Today, I would like to talk about the Timkat Festival, which is an Ethiopian celebration of Epiphany. It is usually celebrated on 19 January or on 20 January on leap years (which is the 10th day of the Terr – Ethiopian calendar). This festival celebrates the baptism of Jesus Christ on the Jordan river by John the Baptist. It is particularly praised for its reenactment of the baptism. Pilgrims come from around the country to celebrate the Epiphany, which lasts three (3) days. During the ceremonies of Timkat, the Tabot, a model of the Ark of the Covenant, is reverently wrapped in rich cloth and borne in procession on the head of the most senior priest to a place near the river, where a special tent will be erected for it. The Tabot represents the manifestation of Jesus as the Messiah when he came to the Jordan river for baptism; this holy relic is also said to hold the ten commandments as handed down to Moses by God on Mount Sinai. The Divine Liturgy is celebrated near a stream or pool early in the morning (around 2 a.m.). Then the nearby body of water is blessed towards dawn and sprinkled on the participants, some of whom enter the water and immerse themselves, symbolically renewing their baptismal vows. It is a feast of celebration, and processional crosses of varying size and elaboration as well as various Ethiopian artifacts can be seen on the occasion. Participants wear the traditional shamma, which is a thin, white cotton wrap worn like a toga and as headdress. The best place to attend the event is in Lalibela, Gondar, or Addis Ababa. The actual ark of the Covenant is said to be held in a place in northern Ethiopia, guarded by priests who have sworn never to leave the chapel grounds.
La femme que Imana (Dieu) t’a destinée vaut mieux que celle choisie par l’oeil (Proverbe du Burundi).

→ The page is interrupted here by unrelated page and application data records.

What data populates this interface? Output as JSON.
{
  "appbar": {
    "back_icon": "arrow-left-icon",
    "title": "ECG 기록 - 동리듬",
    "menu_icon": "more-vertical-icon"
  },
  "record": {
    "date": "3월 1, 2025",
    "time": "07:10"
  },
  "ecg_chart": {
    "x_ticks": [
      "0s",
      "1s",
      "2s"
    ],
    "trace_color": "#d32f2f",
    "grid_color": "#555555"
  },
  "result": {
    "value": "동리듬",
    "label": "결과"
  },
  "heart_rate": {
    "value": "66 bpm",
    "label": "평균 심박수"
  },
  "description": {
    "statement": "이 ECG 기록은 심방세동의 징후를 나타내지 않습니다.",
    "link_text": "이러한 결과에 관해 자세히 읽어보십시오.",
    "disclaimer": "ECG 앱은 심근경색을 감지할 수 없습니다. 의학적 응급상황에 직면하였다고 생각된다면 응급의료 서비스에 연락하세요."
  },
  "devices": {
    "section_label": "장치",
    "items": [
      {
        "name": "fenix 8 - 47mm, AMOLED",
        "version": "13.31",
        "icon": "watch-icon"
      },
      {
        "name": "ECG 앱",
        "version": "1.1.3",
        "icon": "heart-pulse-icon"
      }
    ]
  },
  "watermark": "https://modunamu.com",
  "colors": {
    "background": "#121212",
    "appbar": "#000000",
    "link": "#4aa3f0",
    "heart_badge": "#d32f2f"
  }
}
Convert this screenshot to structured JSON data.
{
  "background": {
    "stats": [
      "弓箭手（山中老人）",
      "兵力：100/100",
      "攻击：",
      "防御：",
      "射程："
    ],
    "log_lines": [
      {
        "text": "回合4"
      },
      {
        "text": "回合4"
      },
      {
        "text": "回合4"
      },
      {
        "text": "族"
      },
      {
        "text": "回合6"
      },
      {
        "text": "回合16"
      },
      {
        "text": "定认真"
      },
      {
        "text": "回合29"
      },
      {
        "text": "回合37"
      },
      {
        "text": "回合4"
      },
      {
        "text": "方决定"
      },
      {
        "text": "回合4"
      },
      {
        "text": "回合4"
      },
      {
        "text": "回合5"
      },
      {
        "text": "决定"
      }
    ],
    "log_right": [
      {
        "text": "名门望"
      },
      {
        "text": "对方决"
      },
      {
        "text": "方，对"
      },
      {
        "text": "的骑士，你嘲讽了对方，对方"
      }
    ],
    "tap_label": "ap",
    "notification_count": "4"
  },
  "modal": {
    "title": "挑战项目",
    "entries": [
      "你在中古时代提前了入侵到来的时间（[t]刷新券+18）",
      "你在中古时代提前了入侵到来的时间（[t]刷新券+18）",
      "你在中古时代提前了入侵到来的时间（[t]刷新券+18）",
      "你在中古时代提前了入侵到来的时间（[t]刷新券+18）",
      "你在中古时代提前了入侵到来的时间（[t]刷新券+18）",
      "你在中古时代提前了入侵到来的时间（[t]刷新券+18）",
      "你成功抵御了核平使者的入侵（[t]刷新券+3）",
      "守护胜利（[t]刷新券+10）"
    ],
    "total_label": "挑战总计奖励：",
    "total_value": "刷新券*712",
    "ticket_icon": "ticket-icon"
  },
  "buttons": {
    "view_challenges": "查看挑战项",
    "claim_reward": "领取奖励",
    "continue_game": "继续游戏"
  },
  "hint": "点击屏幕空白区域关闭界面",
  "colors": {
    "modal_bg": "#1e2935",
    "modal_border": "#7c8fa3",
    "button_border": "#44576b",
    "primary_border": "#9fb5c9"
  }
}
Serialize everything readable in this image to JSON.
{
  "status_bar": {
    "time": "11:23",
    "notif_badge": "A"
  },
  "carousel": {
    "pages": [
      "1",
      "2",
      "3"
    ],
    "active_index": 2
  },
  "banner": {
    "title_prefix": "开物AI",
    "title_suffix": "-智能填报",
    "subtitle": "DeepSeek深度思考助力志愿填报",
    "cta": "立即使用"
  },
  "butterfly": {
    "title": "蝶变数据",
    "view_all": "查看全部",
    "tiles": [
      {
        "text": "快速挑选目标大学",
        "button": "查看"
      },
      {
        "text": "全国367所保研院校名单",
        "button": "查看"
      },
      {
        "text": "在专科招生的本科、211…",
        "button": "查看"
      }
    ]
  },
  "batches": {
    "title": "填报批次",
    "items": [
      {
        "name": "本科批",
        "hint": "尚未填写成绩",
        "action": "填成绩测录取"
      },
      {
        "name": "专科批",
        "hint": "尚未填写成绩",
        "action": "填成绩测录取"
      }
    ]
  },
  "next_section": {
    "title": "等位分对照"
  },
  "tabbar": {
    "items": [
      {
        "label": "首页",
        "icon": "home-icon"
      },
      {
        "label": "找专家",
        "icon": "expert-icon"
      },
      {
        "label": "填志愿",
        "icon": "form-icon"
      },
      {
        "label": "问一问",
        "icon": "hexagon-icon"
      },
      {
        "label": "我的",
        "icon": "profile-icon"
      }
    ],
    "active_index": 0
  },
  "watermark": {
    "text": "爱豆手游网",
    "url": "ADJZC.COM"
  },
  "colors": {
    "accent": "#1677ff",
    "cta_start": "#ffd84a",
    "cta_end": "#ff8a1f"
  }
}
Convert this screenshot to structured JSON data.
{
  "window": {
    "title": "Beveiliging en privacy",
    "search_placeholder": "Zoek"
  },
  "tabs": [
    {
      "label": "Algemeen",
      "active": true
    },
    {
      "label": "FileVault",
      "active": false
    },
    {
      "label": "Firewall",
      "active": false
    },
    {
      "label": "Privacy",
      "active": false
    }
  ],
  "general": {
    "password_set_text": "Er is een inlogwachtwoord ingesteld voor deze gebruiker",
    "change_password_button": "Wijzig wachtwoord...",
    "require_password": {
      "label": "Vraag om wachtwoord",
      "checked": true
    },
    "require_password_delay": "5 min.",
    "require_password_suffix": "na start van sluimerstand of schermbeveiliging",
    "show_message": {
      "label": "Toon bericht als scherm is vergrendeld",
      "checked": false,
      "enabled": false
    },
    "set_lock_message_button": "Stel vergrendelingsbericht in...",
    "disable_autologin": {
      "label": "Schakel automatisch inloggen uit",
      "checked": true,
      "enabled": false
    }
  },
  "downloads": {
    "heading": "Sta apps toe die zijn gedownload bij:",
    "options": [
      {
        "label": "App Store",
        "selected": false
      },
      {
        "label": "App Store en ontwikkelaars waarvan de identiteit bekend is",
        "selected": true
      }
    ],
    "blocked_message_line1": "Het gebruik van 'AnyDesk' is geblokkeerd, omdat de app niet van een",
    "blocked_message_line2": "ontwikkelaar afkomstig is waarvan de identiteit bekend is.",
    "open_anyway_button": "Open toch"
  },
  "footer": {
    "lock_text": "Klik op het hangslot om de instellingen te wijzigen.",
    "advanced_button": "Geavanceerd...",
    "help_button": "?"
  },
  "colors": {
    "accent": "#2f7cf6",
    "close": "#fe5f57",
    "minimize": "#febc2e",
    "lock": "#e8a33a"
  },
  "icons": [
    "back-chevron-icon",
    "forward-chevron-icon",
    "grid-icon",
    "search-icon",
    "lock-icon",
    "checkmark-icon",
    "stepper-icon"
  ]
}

The wife Imana (God) has chosen for you is better than the one chosen by the eye (Proverb from Burundi).